Last week, the House ethics committee released a 305-page report on its investigation into seven congressmen — Norm Dicks (D-Wash.), Marcy Kaptur (D-Ohio), James Moran (D-Va.), Todd Tiahrt (R-Kan.), Peter Visclosky (D-Ind.), Bill Young (R-Fla.), and the late John Murtha (D-Pa.) — suspected of trading earmarks for campaign contributions. In 2008, these congressmen provided various interests $112 million worth of federal funding and received over $350,000 back in campaign contributions.

But the report exonerated “the Earmark 7,” determining that legislators are absolutely free to raise money from interests to which they are shoveling gobs of our tax dollars. As the report stated, “Simply because a member sponsors an earmark for an entity that also happens to be a campaign contributor does not, on these two facts alone, support a claim that a member’s actions are being influenced by campaign contributions.”

Aren’t you glad they cleared that up?

Congressmen have always been allowed to rake in campaign contributions from the industries and unions they directly regulate. Now it’s been made clear that congressmen can legally and ethically (according to the congressional version of ethics) hand-deliver our tax dollars to those who will or have already supplied them campaign contributions.

After all, that’s the whole point of earmarks.

Some will call for more regulation of congressional behavior, or demand stepped-up enforcement by the ethics committees. They miss the point. Why pass new regulations and expect them to be more zealously obeyed than the old regulations that have been so cavalierly ignored? Why expect the foxes guarding our coop (co-op) to behave any differently in the future than they have in the past?

No, what’s needed is more direct. And it’s as simple as two little words: term limits.

Don’t allow politicians in Congress to entrench themselves in office. Keep a consistent flow of new blood into the system. Then, maybe Congress could find the courage to flat-out abolish earmarks. And create more ethical standards across the board, too.

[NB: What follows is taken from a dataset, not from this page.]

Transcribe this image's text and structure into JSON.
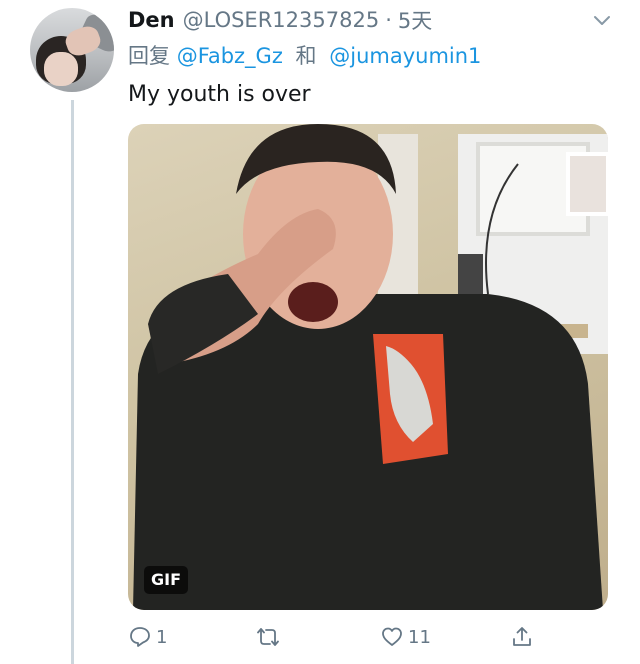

Maybe with term limits Congress would begin to represent the American people, instead of only representing themselves.